**HOW TO COMPLETE THIS TASK**
All of the records below should be retyped exactly, with no pictures included.

[Stored items from a collection]
Start of Block
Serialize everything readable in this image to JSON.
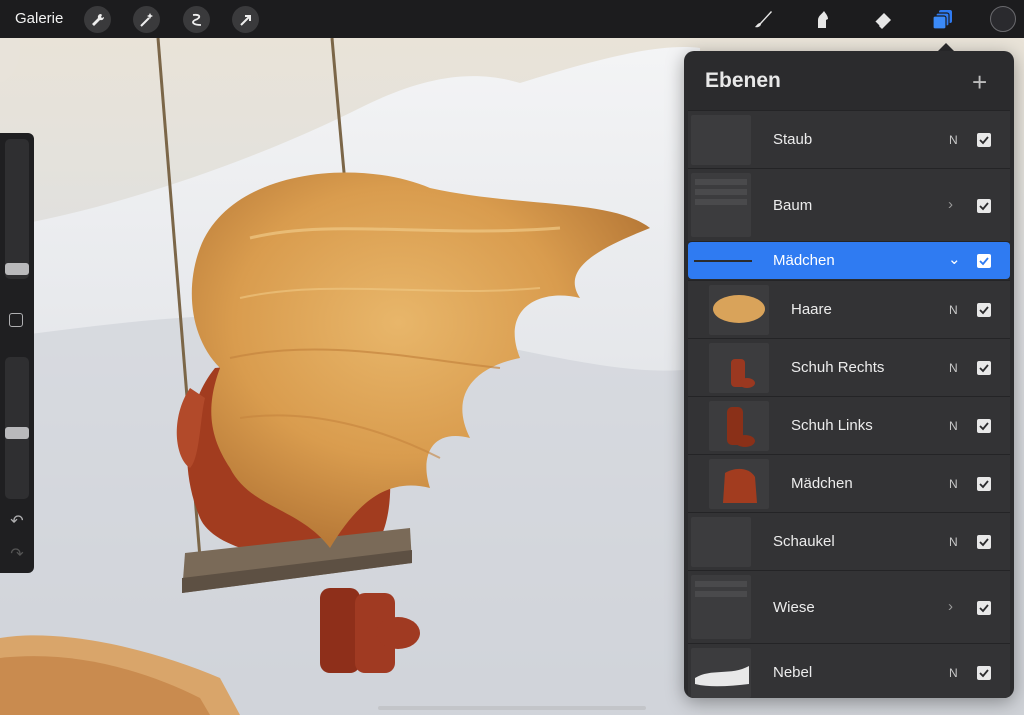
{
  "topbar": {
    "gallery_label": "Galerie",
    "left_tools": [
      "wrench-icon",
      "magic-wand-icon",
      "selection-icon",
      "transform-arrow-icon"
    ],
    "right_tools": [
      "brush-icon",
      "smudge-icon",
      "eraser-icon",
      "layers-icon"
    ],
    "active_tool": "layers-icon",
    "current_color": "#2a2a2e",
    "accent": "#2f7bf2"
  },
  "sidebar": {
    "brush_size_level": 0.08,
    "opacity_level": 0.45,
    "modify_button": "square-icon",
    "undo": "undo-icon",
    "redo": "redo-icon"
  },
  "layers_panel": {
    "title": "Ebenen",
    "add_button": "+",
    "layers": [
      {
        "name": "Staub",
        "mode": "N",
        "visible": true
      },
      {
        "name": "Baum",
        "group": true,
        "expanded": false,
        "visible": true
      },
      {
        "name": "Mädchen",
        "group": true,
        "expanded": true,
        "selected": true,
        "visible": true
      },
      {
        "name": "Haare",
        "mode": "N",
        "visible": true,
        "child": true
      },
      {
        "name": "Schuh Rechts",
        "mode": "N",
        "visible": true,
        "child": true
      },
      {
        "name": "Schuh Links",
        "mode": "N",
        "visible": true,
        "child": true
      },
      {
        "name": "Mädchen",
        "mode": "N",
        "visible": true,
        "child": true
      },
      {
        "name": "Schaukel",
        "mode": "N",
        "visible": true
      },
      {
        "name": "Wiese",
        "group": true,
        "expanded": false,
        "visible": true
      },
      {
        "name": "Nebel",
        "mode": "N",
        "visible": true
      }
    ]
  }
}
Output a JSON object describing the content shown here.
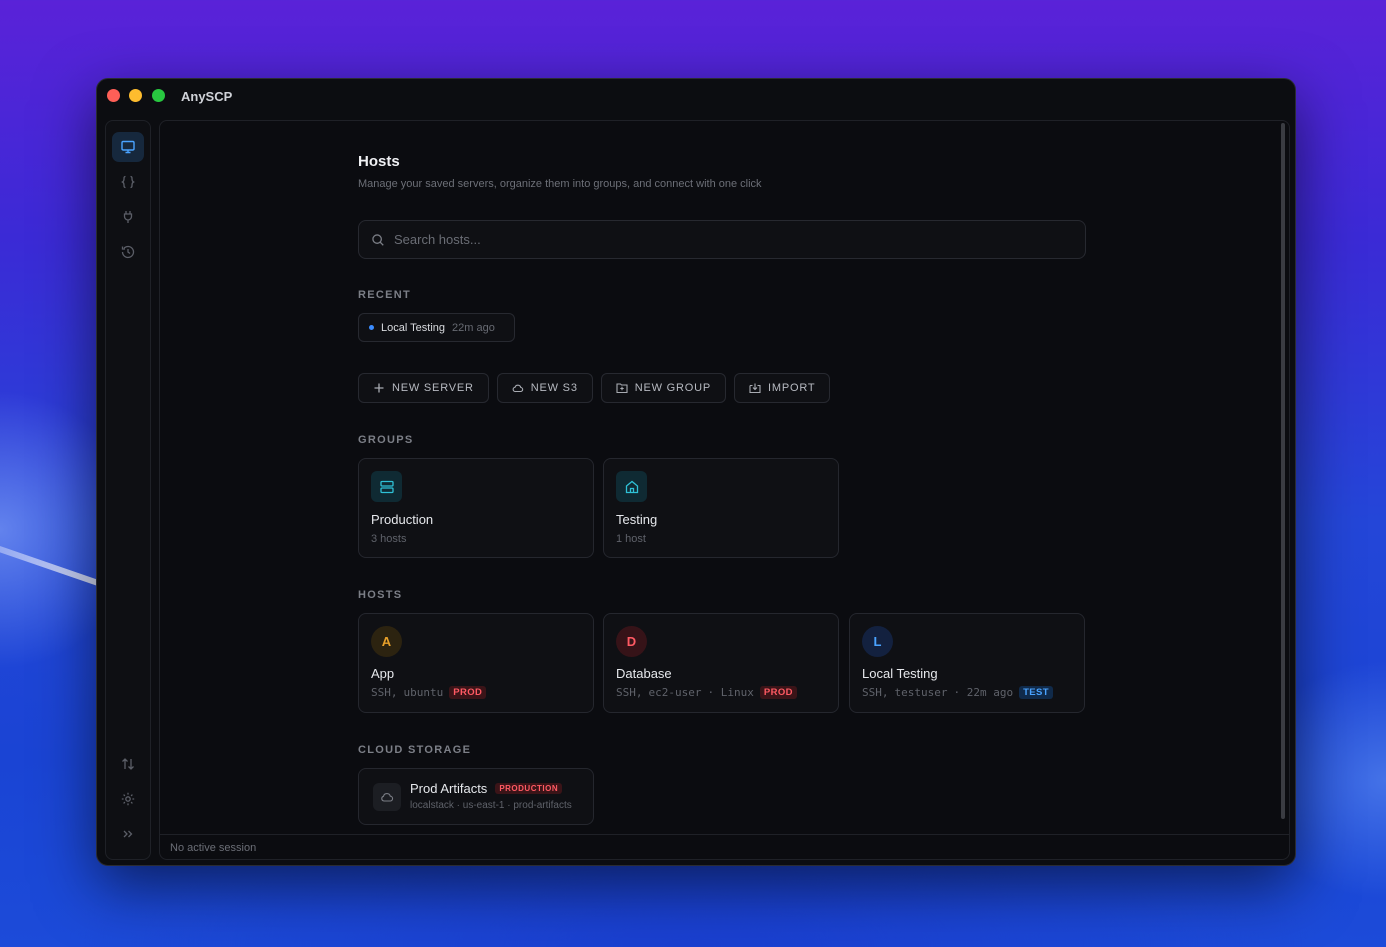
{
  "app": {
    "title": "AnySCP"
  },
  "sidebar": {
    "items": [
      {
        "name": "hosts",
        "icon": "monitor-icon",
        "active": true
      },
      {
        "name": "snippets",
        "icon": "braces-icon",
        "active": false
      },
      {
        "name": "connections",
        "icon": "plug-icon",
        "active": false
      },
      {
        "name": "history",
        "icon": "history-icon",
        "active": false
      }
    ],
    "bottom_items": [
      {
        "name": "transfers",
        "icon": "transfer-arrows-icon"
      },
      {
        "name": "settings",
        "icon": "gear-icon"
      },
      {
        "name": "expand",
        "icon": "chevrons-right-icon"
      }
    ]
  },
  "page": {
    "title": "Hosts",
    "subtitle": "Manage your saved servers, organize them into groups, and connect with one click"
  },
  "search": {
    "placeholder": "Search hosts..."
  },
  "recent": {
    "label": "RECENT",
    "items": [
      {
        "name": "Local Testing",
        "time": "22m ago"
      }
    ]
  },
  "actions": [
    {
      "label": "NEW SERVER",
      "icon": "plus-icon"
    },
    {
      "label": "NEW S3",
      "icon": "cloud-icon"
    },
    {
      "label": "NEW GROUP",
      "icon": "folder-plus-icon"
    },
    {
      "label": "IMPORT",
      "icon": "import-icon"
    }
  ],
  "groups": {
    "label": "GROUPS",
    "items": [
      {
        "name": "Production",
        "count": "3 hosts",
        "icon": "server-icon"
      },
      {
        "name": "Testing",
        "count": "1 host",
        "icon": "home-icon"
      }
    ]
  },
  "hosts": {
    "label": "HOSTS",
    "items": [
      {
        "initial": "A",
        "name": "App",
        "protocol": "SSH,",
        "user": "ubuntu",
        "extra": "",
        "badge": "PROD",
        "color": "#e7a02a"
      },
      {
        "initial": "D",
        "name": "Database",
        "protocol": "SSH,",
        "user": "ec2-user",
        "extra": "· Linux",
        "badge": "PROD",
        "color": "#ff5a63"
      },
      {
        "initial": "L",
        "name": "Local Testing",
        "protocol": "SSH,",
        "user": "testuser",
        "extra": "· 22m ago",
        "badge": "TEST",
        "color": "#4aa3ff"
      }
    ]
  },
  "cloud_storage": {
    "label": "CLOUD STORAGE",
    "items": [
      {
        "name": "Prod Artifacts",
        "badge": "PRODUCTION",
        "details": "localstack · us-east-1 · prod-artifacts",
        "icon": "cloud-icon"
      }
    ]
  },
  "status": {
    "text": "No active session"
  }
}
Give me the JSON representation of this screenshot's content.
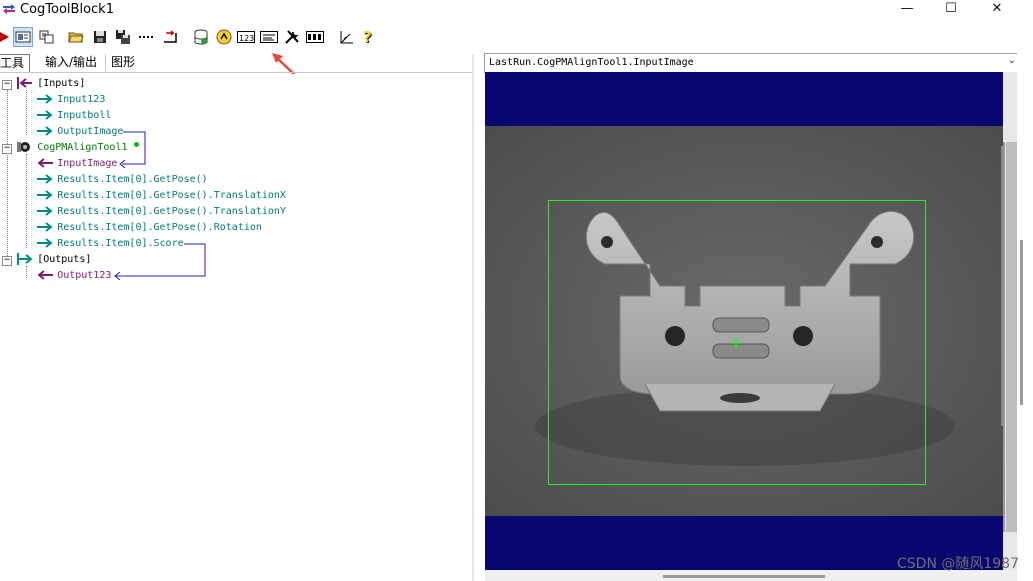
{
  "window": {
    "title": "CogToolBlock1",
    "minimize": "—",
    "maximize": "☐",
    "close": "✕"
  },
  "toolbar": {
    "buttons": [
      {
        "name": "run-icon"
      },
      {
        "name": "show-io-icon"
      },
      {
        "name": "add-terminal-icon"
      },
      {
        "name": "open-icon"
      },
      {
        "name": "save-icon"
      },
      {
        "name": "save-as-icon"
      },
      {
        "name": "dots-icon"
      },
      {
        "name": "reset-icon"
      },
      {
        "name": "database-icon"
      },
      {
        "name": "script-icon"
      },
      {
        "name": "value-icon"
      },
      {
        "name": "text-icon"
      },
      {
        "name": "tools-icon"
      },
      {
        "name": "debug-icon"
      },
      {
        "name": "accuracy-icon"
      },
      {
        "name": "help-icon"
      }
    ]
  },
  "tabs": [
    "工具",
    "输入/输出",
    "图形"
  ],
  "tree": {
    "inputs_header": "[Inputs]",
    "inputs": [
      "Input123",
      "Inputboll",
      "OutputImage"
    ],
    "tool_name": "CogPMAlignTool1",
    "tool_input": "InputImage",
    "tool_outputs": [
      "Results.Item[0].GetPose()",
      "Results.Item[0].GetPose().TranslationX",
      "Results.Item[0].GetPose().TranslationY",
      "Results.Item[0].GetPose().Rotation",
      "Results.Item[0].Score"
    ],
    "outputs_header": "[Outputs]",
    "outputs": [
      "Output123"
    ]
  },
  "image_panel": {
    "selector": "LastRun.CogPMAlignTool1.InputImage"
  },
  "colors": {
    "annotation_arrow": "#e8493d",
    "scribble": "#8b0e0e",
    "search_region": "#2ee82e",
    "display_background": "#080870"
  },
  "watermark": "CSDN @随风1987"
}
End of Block
**SOLUTION TO THE EXERCISE**
Serialize everything readable in this image to JSON.
{
  "topbar": {
    "gallery_label": "Galerie",
    "left_tools": [
      "wrench-icon",
      "magic-wand-icon",
      "selection-icon",
      "transform-arrow-icon"
    ],
    "right_tools": [
      "brush-icon",
      "smudge-icon",
      "eraser-icon",
      "layers-icon"
    ],
    "active_tool": "layers-icon",
    "current_color": "#2a2a2e",
    "accent": "#2f7bf2"
  },
  "sidebar": {
    "brush_size_level": 0.08,
    "opacity_level": 0.45,
    "modify_button": "square-icon",
    "undo": "undo-icon",
    "redo": "redo-icon"
  },
  "layers_panel": {
    "title": "Ebenen",
    "add_button": "+",
    "layers": [
      {
        "name": "Staub",
        "mode": "N",
        "visible": true
      },
      {
        "name": "Baum",
        "group": true,
        "expanded": false,
        "visible": true
      },
      {
        "name": "Mädchen",
        "group": true,
        "expanded": true,
        "selected": true,
        "visible": true
      },
      {
        "name": "Haare",
        "mode": "N",
        "visible": true,
        "child": true
      },
      {
        "name": "Schuh Rechts",
        "mode": "N",
        "visible": true,
        "child": true
      },
      {
        "name": "Schuh Links",
        "mode": "N",
        "visible": true,
        "child": true
      },
      {
        "name": "Mädchen",
        "mode": "N",
        "visible": true,
        "child": true
      },
      {
        "name": "Schaukel",
        "mode": "N",
        "visible": true
      },
      {
        "name": "Wiese",
        "group": true,
        "expanded": false,
        "visible": true
      },
      {
        "name": "Nebel",
        "mode": "N",
        "visible": true
      }
    ]
  }
}
Output a JSON object describing the content shown here.
{
  "app": {
    "title": "AnySCP"
  },
  "sidebar": {
    "items": [
      {
        "name": "hosts",
        "icon": "monitor-icon",
        "active": true
      },
      {
        "name": "snippets",
        "icon": "braces-icon",
        "active": false
      },
      {
        "name": "connections",
        "icon": "plug-icon",
        "active": false
      },
      {
        "name": "history",
        "icon": "history-icon",
        "active": false
      }
    ],
    "bottom_items": [
      {
        "name": "transfers",
        "icon": "transfer-arrows-icon"
      },
      {
        "name": "settings",
        "icon": "gear-icon"
      },
      {
        "name": "expand",
        "icon": "chevrons-right-icon"
      }
    ]
  },
  "page": {
    "title": "Hosts",
    "subtitle": "Manage your saved servers, organize them into groups, and connect with one click"
  },
  "search": {
    "placeholder": "Search hosts..."
  },
  "recent": {
    "label": "RECENT",
    "items": [
      {
        "name": "Local Testing",
        "time": "22m ago"
      }
    ]
  },
  "actions": [
    {
      "label": "NEW SERVER",
      "icon": "plus-icon"
    },
    {
      "label": "NEW S3",
      "icon": "cloud-icon"
    },
    {
      "label": "NEW GROUP",
      "icon": "folder-plus-icon"
    },
    {
      "label": "IMPORT",
      "icon": "import-icon"
    }
  ],
  "groups": {
    "label": "GROUPS",
    "items": [
      {
        "name": "Production",
        "count": "3 hosts",
        "icon": "server-icon"
      },
      {
        "name": "Testing",
        "count": "1 host",
        "icon": "home-icon"
      }
    ]
  },
  "hosts": {
    "label": "HOSTS",
    "items": [
      {
        "initial": "A",
        "name": "App",
        "protocol": "SSH,",
        "user": "ubuntu",
        "extra": "",
        "badge": "PROD",
        "color": "#e7a02a"
      },
      {
        "initial": "D",
        "name": "Database",
        "protocol": "SSH,",
        "user": "ec2-user",
        "extra": "· Linux",
        "badge": "PROD",
        "color": "#ff5a63"
      },
      {
        "initial": "L",
        "name": "Local Testing",
        "protocol": "SSH,",
        "user": "testuser",
        "extra": "· 22m ago",
        "badge": "TEST",
        "color": "#4aa3ff"
      }
    ]
  },
  "cloud_storage": {
    "label": "CLOUD STORAGE",
    "items": [
      {
        "name": "Prod Artifacts",
        "badge": "PRODUCTION",
        "details": "localstack · us-east-1 · prod-artifacts",
        "icon": "cloud-icon"
      }
    ]
  },
  "status": {
    "text": "No active session"
  }
}
Give me the JSON representation of this screenshot's content.
{
  "window": {
    "title": "CogToolBlock1",
    "minimize": "—",
    "maximize": "☐",
    "close": "✕"
  },
  "toolbar": {
    "buttons": [
      {
        "name": "run-icon"
      },
      {
        "name": "show-io-icon"
      },
      {
        "name": "add-terminal-icon"
      },
      {
        "name": "open-icon"
      },
      {
        "name": "save-icon"
      },
      {
        "name": "save-as-icon"
      },
      {
        "name": "dots-icon"
      },
      {
        "name": "reset-icon"
      },
      {
        "name": "database-icon"
      },
      {
        "name": "script-icon"
      },
      {
        "name": "value-icon"
      },
      {
        "name": "text-icon"
      },
      {
        "name": "tools-icon"
      },
      {
        "name": "debug-icon"
      },
      {
        "name": "accuracy-icon"
      },
      {
        "name": "help-icon"
      }
    ]
  },
  "tabs": [
    "工具",
    "输入/输出",
    "图形"
  ],
  "tree": {
    "inputs_header": "[Inputs]",
    "inputs": [
      "Input123",
      "Inputboll",
      "OutputImage"
    ],
    "tool_name": "CogPMAlignTool1",
    "tool_input": "InputImage",
    "tool_outputs": [
      "Results.Item[0].GetPose()",
      "Results.Item[0].GetPose().TranslationX",
      "Results.Item[0].GetPose().TranslationY",
      "Results.Item[0].GetPose().Rotation",
      "Results.Item[0].Score"
    ],
    "outputs_header": "[Outputs]",
    "outputs": [
      "Output123"
    ]
  },
  "image_panel": {
    "selector": "LastRun.CogPMAlignTool1.InputImage"
  },
  "colors": {
    "annotation_arrow": "#e8493d",
    "scribble": "#8b0e0e",
    "search_region": "#2ee82e",
    "display_background": "#080870"
  },
  "watermark": "CSDN @随风1987"
}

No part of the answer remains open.